**What you will do:** The pictures are to be omitted when the entries are reproduced exactly.

**Entries supplied:**
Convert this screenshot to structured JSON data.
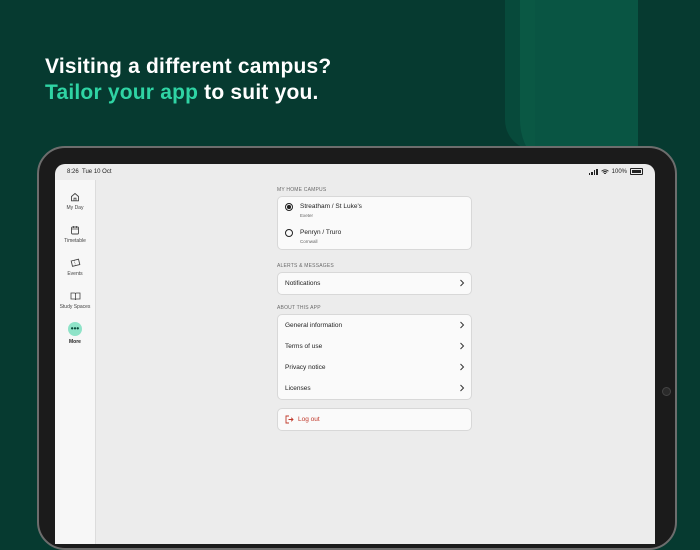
{
  "headline": {
    "line1": "Visiting a different campus?",
    "accent": "Tailor your app",
    "line2_rest": " to suit you."
  },
  "statusbar": {
    "time": "8:26",
    "date": "Tue 10 Oct",
    "battery": "100%"
  },
  "sidebar": {
    "items": [
      {
        "label": "My Day",
        "icon": "home-icon"
      },
      {
        "label": "Timetable",
        "icon": "calendar-icon"
      },
      {
        "label": "Events",
        "icon": "ticket-icon"
      },
      {
        "label": "Study Spaces",
        "icon": "book-icon"
      },
      {
        "label": "More",
        "icon": "more-icon",
        "active": true
      }
    ],
    "more_glyph": "•••"
  },
  "home_campus": {
    "label": "MY HOME CAMPUS",
    "options": [
      {
        "title": "Streatham / St Luke's",
        "subtitle": "Exeter",
        "selected": true
      },
      {
        "title": "Penryn / Truro",
        "subtitle": "Cornwall",
        "selected": false
      }
    ]
  },
  "alerts": {
    "label": "ALERTS & MESSAGES",
    "items": [
      {
        "label": "Notifications"
      }
    ]
  },
  "about": {
    "label": "ABOUT THIS APP",
    "items": [
      {
        "label": "General information"
      },
      {
        "label": "Terms of use"
      },
      {
        "label": "Privacy notice"
      },
      {
        "label": "Licenses"
      }
    ]
  },
  "logout": {
    "label": "Log out"
  },
  "colors": {
    "accent": "#2fd4a4",
    "background": "#063a30",
    "logout": "#c0392b"
  }
}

**Output of the exercise:**
Convert this screenshot to structured JSON data.
{
  "headline": {
    "line1": "Visiting a different campus?",
    "accent": "Tailor your app",
    "line2_rest": " to suit you."
  },
  "statusbar": {
    "time": "8:26",
    "date": "Tue 10 Oct",
    "battery": "100%"
  },
  "sidebar": {
    "items": [
      {
        "label": "My Day",
        "icon": "home-icon"
      },
      {
        "label": "Timetable",
        "icon": "calendar-icon"
      },
      {
        "label": "Events",
        "icon": "ticket-icon"
      },
      {
        "label": "Study Spaces",
        "icon": "book-icon"
      },
      {
        "label": "More",
        "icon": "more-icon",
        "active": true
      }
    ],
    "more_glyph": "•••"
  },
  "home_campus": {
    "label": "MY HOME CAMPUS",
    "options": [
      {
        "title": "Streatham / St Luke's",
        "subtitle": "Exeter",
        "selected": true
      },
      {
        "title": "Penryn / Truro",
        "subtitle": "Cornwall",
        "selected": false
      }
    ]
  },
  "alerts": {
    "label": "ALERTS & MESSAGES",
    "items": [
      {
        "label": "Notifications"
      }
    ]
  },
  "about": {
    "label": "ABOUT THIS APP",
    "items": [
      {
        "label": "General information"
      },
      {
        "label": "Terms of use"
      },
      {
        "label": "Privacy notice"
      },
      {
        "label": "Licenses"
      }
    ]
  },
  "logout": {
    "label": "Log out"
  },
  "colors": {
    "accent": "#2fd4a4",
    "background": "#063a30",
    "logout": "#c0392b"
  }
}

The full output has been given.